Excerpts from an interface dataset
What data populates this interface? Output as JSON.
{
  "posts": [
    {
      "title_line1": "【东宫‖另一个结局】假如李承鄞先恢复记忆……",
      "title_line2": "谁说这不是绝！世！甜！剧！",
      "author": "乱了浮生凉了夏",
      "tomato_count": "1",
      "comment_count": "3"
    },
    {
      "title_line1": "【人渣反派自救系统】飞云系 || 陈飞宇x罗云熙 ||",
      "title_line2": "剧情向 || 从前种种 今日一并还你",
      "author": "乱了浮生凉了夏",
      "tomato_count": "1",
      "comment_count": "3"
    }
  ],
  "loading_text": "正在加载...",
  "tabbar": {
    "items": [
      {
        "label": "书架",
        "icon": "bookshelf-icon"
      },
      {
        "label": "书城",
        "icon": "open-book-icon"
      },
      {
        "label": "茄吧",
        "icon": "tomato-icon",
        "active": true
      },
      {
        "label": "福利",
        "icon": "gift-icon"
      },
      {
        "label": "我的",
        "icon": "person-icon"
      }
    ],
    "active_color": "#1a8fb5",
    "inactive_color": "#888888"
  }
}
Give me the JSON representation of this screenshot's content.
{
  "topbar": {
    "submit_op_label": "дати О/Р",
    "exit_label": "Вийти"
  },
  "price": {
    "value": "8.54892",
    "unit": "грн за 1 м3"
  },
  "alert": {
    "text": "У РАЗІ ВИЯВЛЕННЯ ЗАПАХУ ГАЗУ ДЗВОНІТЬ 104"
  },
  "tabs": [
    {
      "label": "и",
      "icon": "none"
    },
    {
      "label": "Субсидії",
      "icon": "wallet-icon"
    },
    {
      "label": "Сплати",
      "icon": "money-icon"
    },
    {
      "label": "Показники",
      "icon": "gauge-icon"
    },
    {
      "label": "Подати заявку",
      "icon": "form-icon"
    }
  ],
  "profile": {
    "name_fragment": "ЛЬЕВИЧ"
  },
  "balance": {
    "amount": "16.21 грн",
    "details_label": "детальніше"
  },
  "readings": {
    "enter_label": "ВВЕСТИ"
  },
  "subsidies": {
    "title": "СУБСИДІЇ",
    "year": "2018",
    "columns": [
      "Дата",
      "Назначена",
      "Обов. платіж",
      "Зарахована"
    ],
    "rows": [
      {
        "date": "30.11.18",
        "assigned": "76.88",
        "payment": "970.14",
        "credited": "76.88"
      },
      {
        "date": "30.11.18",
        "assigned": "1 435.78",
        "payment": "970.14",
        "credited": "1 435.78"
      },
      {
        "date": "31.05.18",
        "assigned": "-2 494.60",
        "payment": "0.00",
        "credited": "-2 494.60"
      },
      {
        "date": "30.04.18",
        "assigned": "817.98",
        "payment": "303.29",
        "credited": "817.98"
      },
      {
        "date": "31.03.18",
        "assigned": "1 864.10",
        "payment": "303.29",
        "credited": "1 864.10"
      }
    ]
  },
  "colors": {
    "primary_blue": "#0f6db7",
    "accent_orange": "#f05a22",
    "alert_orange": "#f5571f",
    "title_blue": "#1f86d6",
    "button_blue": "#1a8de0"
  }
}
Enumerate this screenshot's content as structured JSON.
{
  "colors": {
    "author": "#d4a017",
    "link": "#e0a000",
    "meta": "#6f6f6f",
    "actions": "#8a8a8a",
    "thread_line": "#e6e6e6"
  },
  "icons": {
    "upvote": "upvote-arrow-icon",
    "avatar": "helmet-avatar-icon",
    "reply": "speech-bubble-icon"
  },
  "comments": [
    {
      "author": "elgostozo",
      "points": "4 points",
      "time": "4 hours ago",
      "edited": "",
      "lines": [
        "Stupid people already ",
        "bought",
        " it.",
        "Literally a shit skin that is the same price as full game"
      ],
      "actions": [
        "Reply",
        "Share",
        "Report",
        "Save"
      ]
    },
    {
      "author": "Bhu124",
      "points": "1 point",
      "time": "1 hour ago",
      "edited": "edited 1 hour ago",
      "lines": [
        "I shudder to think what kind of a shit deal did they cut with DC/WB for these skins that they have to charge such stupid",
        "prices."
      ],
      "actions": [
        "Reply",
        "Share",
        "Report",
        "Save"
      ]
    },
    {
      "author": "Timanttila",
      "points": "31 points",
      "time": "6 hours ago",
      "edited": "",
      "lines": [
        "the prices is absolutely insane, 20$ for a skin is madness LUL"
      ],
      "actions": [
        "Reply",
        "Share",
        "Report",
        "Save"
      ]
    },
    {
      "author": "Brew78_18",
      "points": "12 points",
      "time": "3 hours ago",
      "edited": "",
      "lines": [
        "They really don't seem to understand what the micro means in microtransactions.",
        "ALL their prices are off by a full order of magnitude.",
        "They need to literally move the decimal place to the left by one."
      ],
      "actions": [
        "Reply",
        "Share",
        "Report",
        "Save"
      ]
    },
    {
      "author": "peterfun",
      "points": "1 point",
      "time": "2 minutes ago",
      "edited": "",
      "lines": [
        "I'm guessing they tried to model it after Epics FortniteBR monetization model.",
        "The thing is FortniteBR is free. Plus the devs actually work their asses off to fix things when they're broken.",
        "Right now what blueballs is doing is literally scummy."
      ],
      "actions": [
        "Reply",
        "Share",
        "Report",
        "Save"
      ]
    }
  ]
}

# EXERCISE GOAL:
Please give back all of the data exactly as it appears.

# EXERCISE SOLUTION:
What data populates this interface? Output as JSON.
{
  "posts": [
    {
      "title_line1": "【东宫‖另一个结局】假如李承鄞先恢复记忆……",
      "title_line2": "谁说这不是绝！世！甜！剧！",
      "author": "乱了浮生凉了夏",
      "tomato_count": "1",
      "comment_count": "3"
    },
    {
      "title_line1": "【人渣反派自救系统】飞云系 || 陈飞宇x罗云熙 ||",
      "title_line2": "剧情向 || 从前种种 今日一并还你",
      "author": "乱了浮生凉了夏",
      "tomato_count": "1",
      "comment_count": "3"
    }
  ],
  "loading_text": "正在加载...",
  "tabbar": {
    "items": [
      {
        "label": "书架",
        "icon": "bookshelf-icon"
      },
      {
        "label": "书城",
        "icon": "open-book-icon"
      },
      {
        "label": "茄吧",
        "icon": "tomato-icon",
        "active": true
      },
      {
        "label": "福利",
        "icon": "gift-icon"
      },
      {
        "label": "我的",
        "icon": "person-icon"
      }
    ],
    "active_color": "#1a8fb5",
    "inactive_color": "#888888"
  }
}
Give me the JSON representation of this screenshot's content.
{
  "topbar": {
    "submit_op_label": "дати О/Р",
    "exit_label": "Вийти"
  },
  "price": {
    "value": "8.54892",
    "unit": "грн за 1 м3"
  },
  "alert": {
    "text": "У РАЗІ ВИЯВЛЕННЯ ЗАПАХУ ГАЗУ ДЗВОНІТЬ 104"
  },
  "tabs": [
    {
      "label": "и",
      "icon": "none"
    },
    {
      "label": "Субсидії",
      "icon": "wallet-icon"
    },
    {
      "label": "Сплати",
      "icon": "money-icon"
    },
    {
      "label": "Показники",
      "icon": "gauge-icon"
    },
    {
      "label": "Подати заявку",
      "icon": "form-icon"
    }
  ],
  "profile": {
    "name_fragment": "ЛЬЕВИЧ"
  },
  "balance": {
    "amount": "16.21 грн",
    "details_label": "детальніше"
  },
  "readings": {
    "enter_label": "ВВЕСТИ"
  },
  "subsidies": {
    "title": "СУБСИДІЇ",
    "year": "2018",
    "columns": [
      "Дата",
      "Назначена",
      "Обов. платіж",
      "Зарахована"
    ],
    "rows": [
      {
        "date": "30.11.18",
        "assigned": "76.88",
        "payment": "970.14",
        "credited": "76.88"
      },
      {
        "date": "30.11.18",
        "assigned": "1 435.78",
        "payment": "970.14",
        "credited": "1 435.78"
      },
      {
        "date": "31.05.18",
        "assigned": "-2 494.60",
        "payment": "0.00",
        "credited": "-2 494.60"
      },
      {
        "date": "30.04.18",
        "assigned": "817.98",
        "payment": "303.29",
        "credited": "817.98"
      },
      {
        "date": "31.03.18",
        "assigned": "1 864.10",
        "payment": "303.29",
        "credited": "1 864.10"
      }
    ]
  },
  "colors": {
    "primary_blue": "#0f6db7",
    "accent_orange": "#f05a22",
    "alert_orange": "#f5571f",
    "title_blue": "#1f86d6",
    "button_blue": "#1a8de0"
  }
}
Enumerate this screenshot's content as structured JSON.
{
  "colors": {
    "author": "#d4a017",
    "link": "#e0a000",
    "meta": "#6f6f6f",
    "actions": "#8a8a8a",
    "thread_line": "#e6e6e6"
  },
  "icons": {
    "upvote": "upvote-arrow-icon",
    "avatar": "helmet-avatar-icon",
    "reply": "speech-bubble-icon"
  },
  "comments": [
    {
      "author": "elgostozo",
      "points": "4 points",
      "time": "4 hours ago",
      "edited": "",
      "lines": [
        "Stupid people already ",
        "bought",
        " it.",
        "Literally a shit skin that is the same price as full game"
      ],
      "actions": [
        "Reply",
        "Share",
        "Report",
        "Save"
      ]
    },
    {
      "author": "Bhu124",
      "points": "1 point",
      "time": "1 hour ago",
      "edited": "edited 1 hour ago",
      "lines": [
        "I shudder to think what kind of a shit deal did they cut with DC/WB for these skins that they have to charge such stupid",
        "prices."
      ],
      "actions": [
        "Reply",
        "Share",
        "Report",
        "Save"
      ]
    },
    {
      "author": "Timanttila",
      "points": "31 points",
      "time": "6 hours ago",
      "edited": "",
      "lines": [
        "the prices is absolutely insane, 20$ for a skin is madness LUL"
      ],
      "actions": [
        "Reply",
        "Share",
        "Report",
        "Save"
      ]
    },
    {
      "author": "Brew78_18",
      "points": "12 points",
      "time": "3 hours ago",
      "edited": "",
      "lines": [
        "They really don't seem to understand what the micro means in microtransactions.",
        "ALL their prices are off by a full order of magnitude.",
        "They need to literally move the decimal place to the left by one."
      ],
      "actions": [
        "Reply",
        "Share",
        "Report",
        "Save"
      ]
    },
    {
      "author": "peterfun",
      "points": "1 point",
      "time": "2 minutes ago",
      "edited": "",
      "lines": [
        "I'm guessing they tried to model it after Epics FortniteBR monetization model.",
        "The thing is FortniteBR is free. Plus the devs actually work their asses off to fix things when they're broken.",
        "Right now what blueballs is doing is literally scummy."
      ],
      "actions": [
        "Reply",
        "Share",
        "Report",
        "Save"
      ]
    }
  ]
}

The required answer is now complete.